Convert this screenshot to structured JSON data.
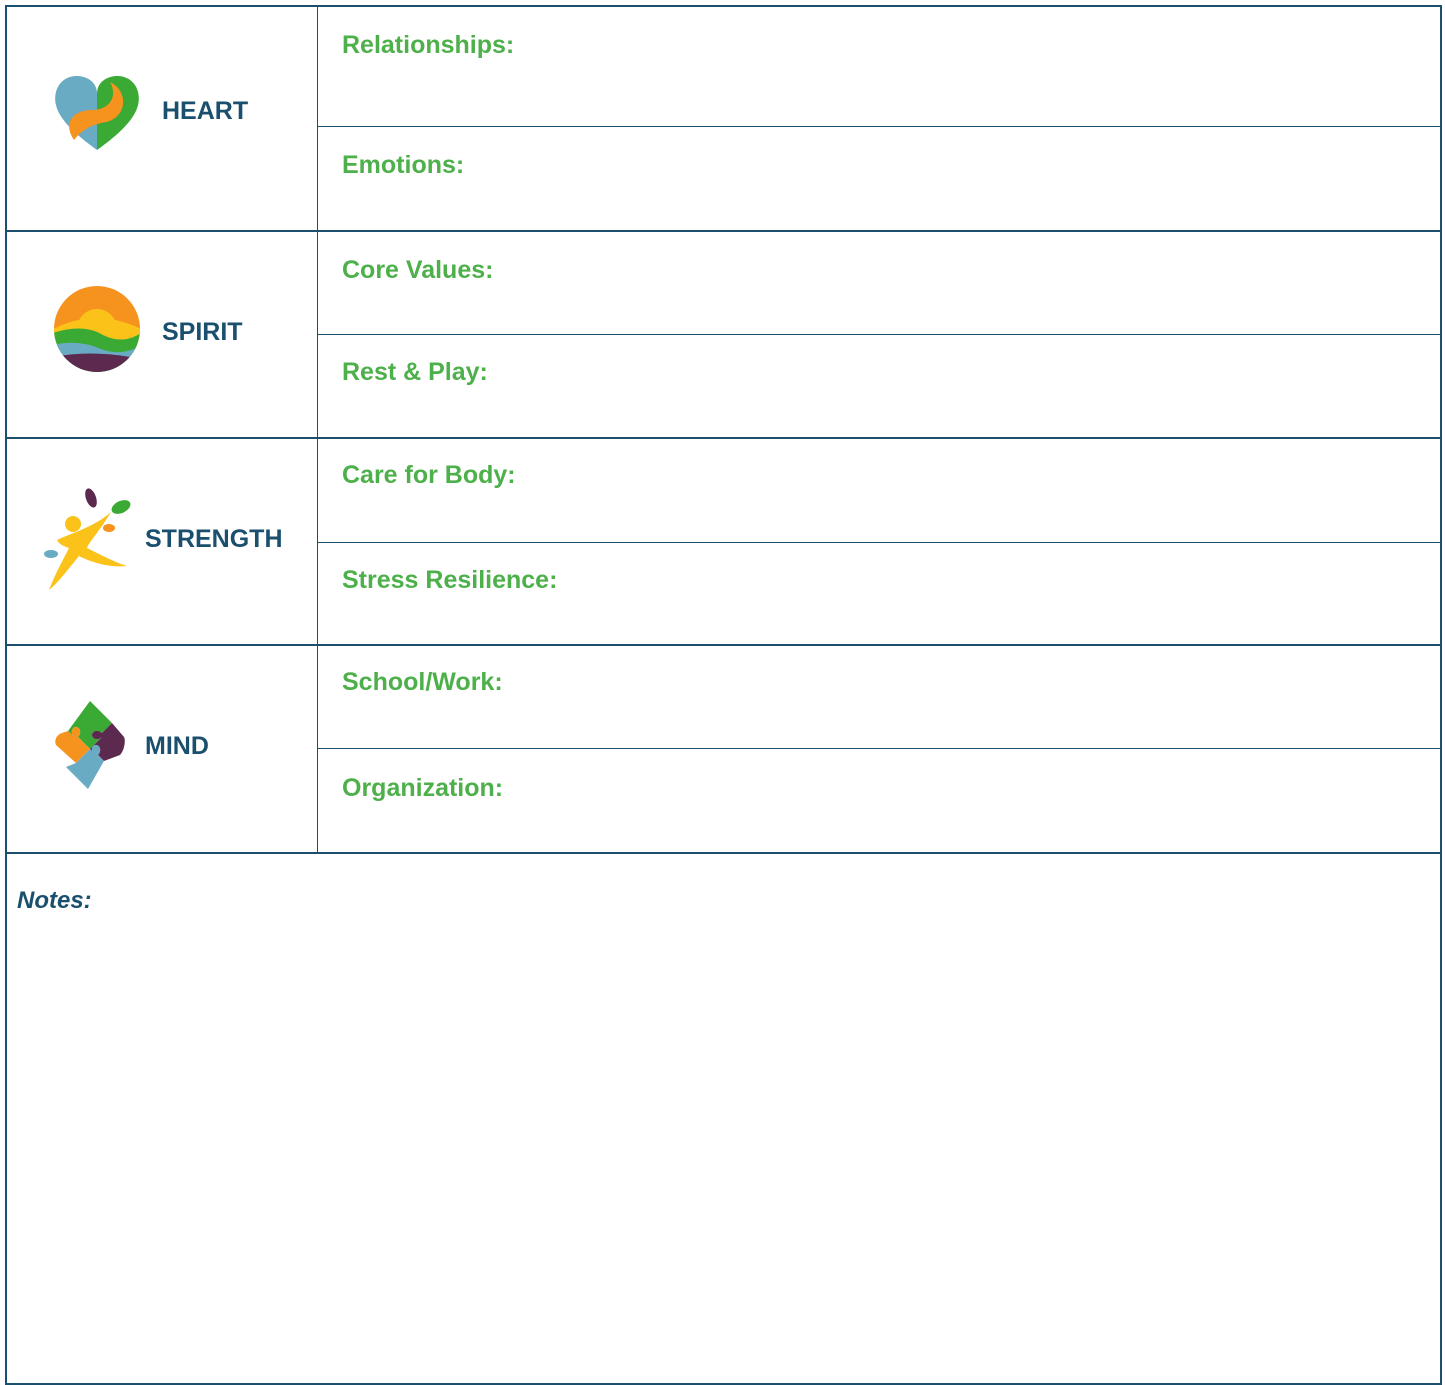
{
  "colors": {
    "border": "#1a4f6e",
    "domain_text": "#1a4f6e",
    "field_text": "#4db04a",
    "orange": "#f6921e",
    "green": "#3aaa35",
    "teal": "#6aabc4",
    "purple": "#5b2a4e",
    "yellow": "#fbc21a"
  },
  "sections": [
    {
      "domain": "HEART",
      "icon": "heart-yinyang-icon",
      "fields": [
        "Relationships:",
        "Emotions:"
      ]
    },
    {
      "domain": "SPIRIT",
      "icon": "sunrise-hills-icon",
      "fields": [
        "Core Values:",
        "Rest & Play:"
      ]
    },
    {
      "domain": "STRENGTH",
      "icon": "leaping-figure-icon",
      "fields": [
        "Care for Body:",
        "Stress Resilience:"
      ]
    },
    {
      "domain": "MIND",
      "icon": "puzzle-pieces-icon",
      "fields": [
        "School/Work:",
        "Organization:"
      ]
    }
  ],
  "notes": {
    "label": "Notes:"
  }
}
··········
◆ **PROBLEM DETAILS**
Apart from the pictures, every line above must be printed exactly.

◆ **RESPONSE TO THIS EXERCISE**
Convert this screenshot to structured JSON data.
{
  "colors": {
    "border": "#1a4f6e",
    "domain_text": "#1a4f6e",
    "field_text": "#4db04a",
    "orange": "#f6921e",
    "green": "#3aaa35",
    "teal": "#6aabc4",
    "purple": "#5b2a4e",
    "yellow": "#fbc21a"
  },
  "sections": [
    {
      "domain": "HEART",
      "icon": "heart-yinyang-icon",
      "fields": [
        "Relationships:",
        "Emotions:"
      ]
    },
    {
      "domain": "SPIRIT",
      "icon": "sunrise-hills-icon",
      "fields": [
        "Core Values:",
        "Rest & Play:"
      ]
    },
    {
      "domain": "STRENGTH",
      "icon": "leaping-figure-icon",
      "fields": [
        "Care for Body:",
        "Stress Resilience:"
      ]
    },
    {
      "domain": "MIND",
      "icon": "puzzle-pieces-icon",
      "fields": [
        "School/Work:",
        "Organization:"
      ]
    }
  ],
  "notes": {
    "label": "Notes:"
  }
}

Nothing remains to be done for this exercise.